On the German home front, Lepenies recounts telling cultural-political clashes among German intellectuals. There is Hannah Arendt's poetic protest during the days of the Nuremberg trials, when she insisted that Nazi crimes and guilt were beyond all law. Her teacher, Karl Jaspers, responded with the plea that she not endow human evil with "greatness," but rather confront it in its "total banality," thereby giving her a phrase she would later make famous in the subtitle of her book, Eichmann in Jerusalem: A Report on the Banality of Evil.
There are the running debates between "inner" and "outer" émigrés, those who stayed in Nazi Germany, and professedly remained aloof from Nazi politics, and those who fled Germany for good--each side claiming to have contributed more to "the survival of the German spirit" than the other.
And then there is the clash between Weber and Friedrich Meineke--the one insisting that the German problem cannot be solved by looking back to the past ("the Weimar classics are not political advice"), while the other urges postwar Germans to form "Goethe [study] groups," in which they may develop their inner German spirit with the assistance of "the noblest music and poetry."
Speaking for a brave, new modern generation of German intellectuals, Lepenies believes their destiny is no longer behind them, but now firmly in their hands. He dismisses Meineke's "Goethe groups" as a continuation of Nazi aestheticism when, in fairness, they promise some needed perspective on the positive heritage of German history.
Looking back, Lepenies generally evaluates postwar Germans harshly. Ordinary Germans are said to have responded to the war not with a sense of responsibility, or any regret, but with self-pity. Among intellectuals, "blurring past moral options became the prerequisite for mastering the present and planning for the future." German academics and pundits found a bonanza in the moral scrutiny of Nazi-era historians, philosophers, and sociologists. Here, they have been joined by an international community of foreign intellectuals, who also incessantly revisit and memorialize the war and its atrocities, keeping the rise of National Socialism and the Holocaust at the forefront of German history, whatever the latter's present-day state.
Having written to this point with a "bang," Lepenies concludes his study of modern German intellectual history with a modest status report on German culture and politics. Disappointingly, he cites, of all possible persons, Günter Grass's dual role as political campaigner for Willy Brandt and novelist to the world as the best illustration of the "normalization" of German culture and politics. Charmed by Grass's ability "to practice everyday politics without a certain disdain and arrogance," he virtually ignores the writer's condemnation of political reunification in 1989-90, which is surely a stunning example of utopian culture impeding vital politics.

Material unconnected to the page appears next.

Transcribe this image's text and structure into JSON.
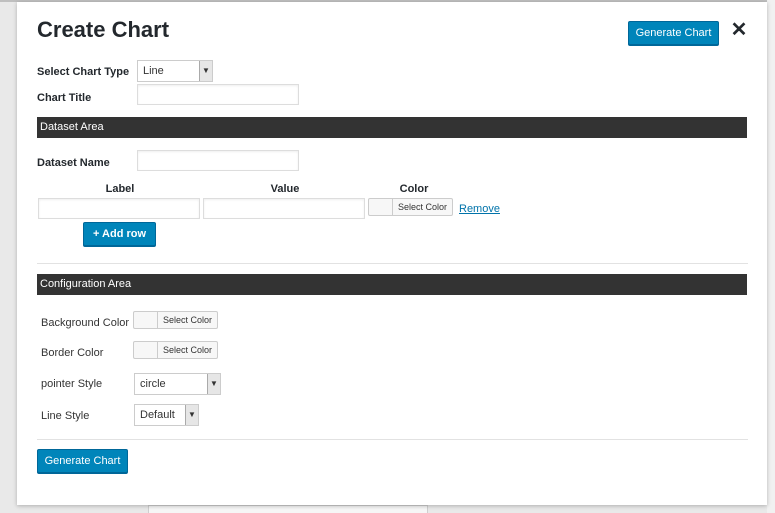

Playing Jaspers to Arendt, Lepenies ends his rambling and riveting book with refreshing praise for "small Holocaust monuments" that eschew the brutal aesthetic politics of the ever larger ones. Among his examples is the touching diary of Victor von Klemperer. Here, Lepenies points out, is a personal mirror for "normal ordinary Germans," who may freely and privately behold the "indecency [and] small civil courage" that was shown to Jews and other victims of National Socialism in the everyday life of the past.
Now there's a real normalization of culture and politics!
Steven Ozment, the McLean Professor of Ancient and Modern History at Harvard, is the author, most recently, of A Mighty Fortress: A New History of the German People.